I'm not saying that central planning won't work per se. The Soviets dominated the olympics yaada yaada yaada, the MIG25 Foxbat was a marvel in engineering considering the technology they were working with, and their TV sets used components which would make you wonder if their astronauts ever come back. Then there is the AK45 which is a marvel in simplisticity that it could be reproduced by Afghan kids in their backyards.

But LKY doesn't have the elixir of youth, and it isn't just his eleventh finger that has grown senile! Central planning has wrapped within itself the recipe for disaster. Karl Marx didn't think that far ahead. Which doesn't mean that blatant capitalism doesn't. Even science fiction explore such socio-economic-political issues in a subtle way ... which, by the way, brings forth an interesting observation; except for "Animal Farm", I haven't come across one on central planning as a 'futuristic' model, if you exclude spy-fiction.

Blatant capitalism works by a minority ie. elite benefiting from the majority ie. poor. The pool of serfs working to enrich the elite has to be renewed constantly - you can only squeeze so much blood out of one serf - hence the emphasis on foreign talent. That was what led Marx to invent socialism and collectivism in the first place. There was a flaw in capitalism - winner takes all - has wrapped within itself its own recipe for disaster. Marx was attending to that flaw.

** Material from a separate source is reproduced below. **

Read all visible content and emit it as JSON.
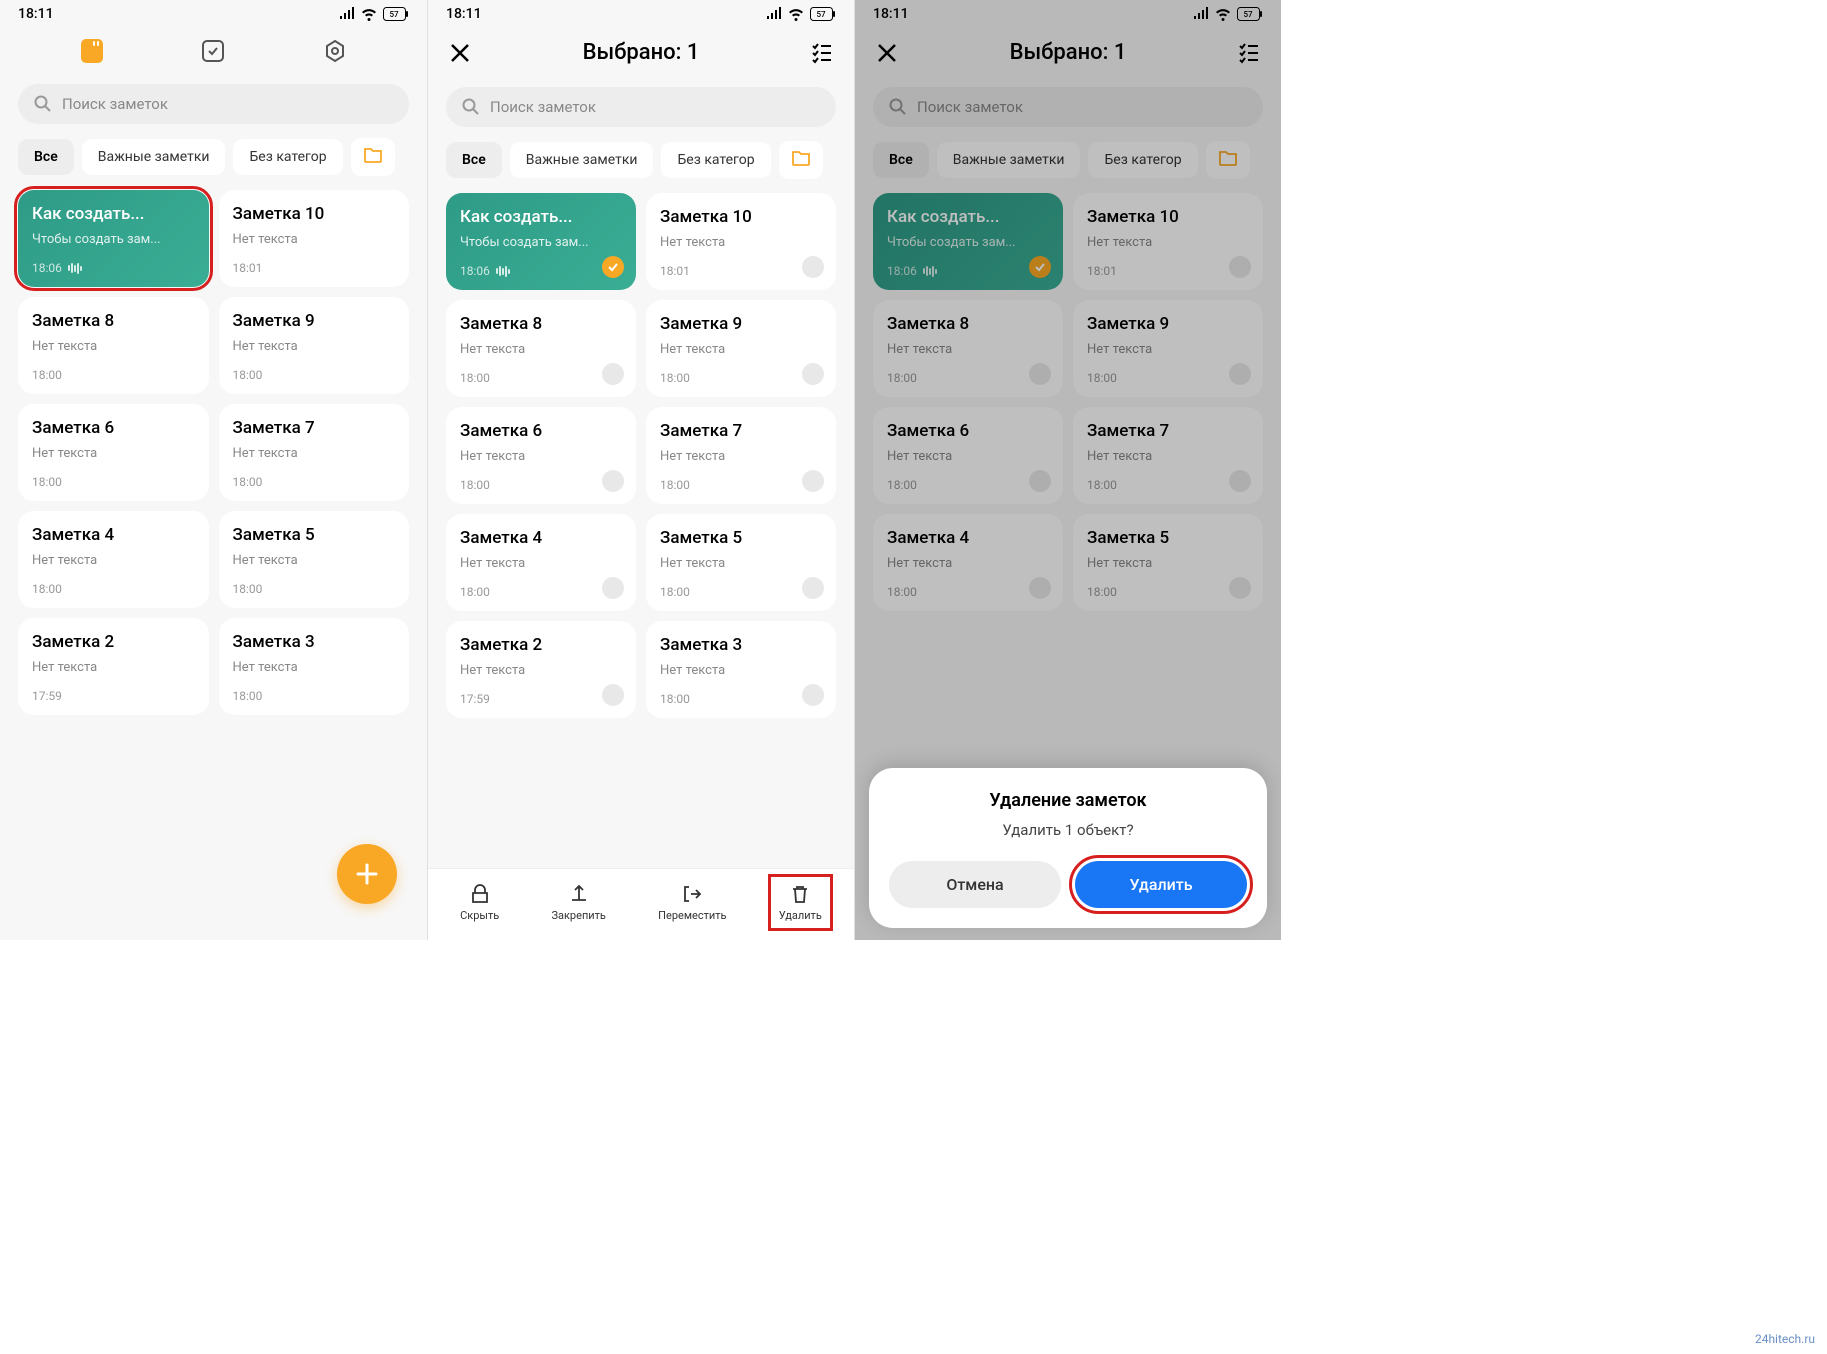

There are only three political models available; monarchist (rule by decree), neo-monarchist (fascist, communist, proletarian, military junta, feudal-fief-overlordism, talebanist etc) and democractist. Only in the democratic model does the voting process acts as a pressure relief valve so avoiding a bloodbath. Central planning, socialism and capitalism are socio-economic models; do not confuse them with political models. In the democratic model, rule by descent becomes a fluke because of the voting process. Even in the communist model, rule by descent happens only by design. The question is what Chia Thye Poh spent 32 years being locked up for.

Politicians must be identified by their political agenda; their socio-economic agenda being subserviant to their political agenda. When Sun Yat Sen envisaged modernist China, I believe he never had a firm political model in mind, and so had his revolution hijacked. Mark Twain said: The east is east, the west is west, and never the twain shalt meet. Just as Leftist and Rightist cannot bedfellows make, or risk the twain becoming monarchist or neo-monarchist. It's imperative for politicians to be chosen by their political agenda because their economic agenda is always twisted to serve their political agenda once they gain power.

Take Haiti (former Caribbean French colony) for example. Francois (Papa Doc) Duvalier ruled by fear. He found it so enjoyable, he generously passed it on to his son, Jean-Claude (Baby Doc). Haitians finally rallied behind a change-agent called Jean-Bertrand Aristeed. Did Haitians rally behind Aristeed because they agreed with his political agenda? Or was it by necessity? Roughly two decades on, Aristeed himself had to be plucked out by a US helicopter in a must-evac situation.

I am no sociology academic or thinker. But it appears to me that coup-de-tats has a higher propensity to occur on island-states, and it appears to bear no relationship to whether the islands are resource rich. The problem could lie in their lack of variety in political representation or their relative low risk from neighbourly intervention. The problem could also be exacerbated by the rooting out of political non-conformist foreign talent such as Ryan Goh?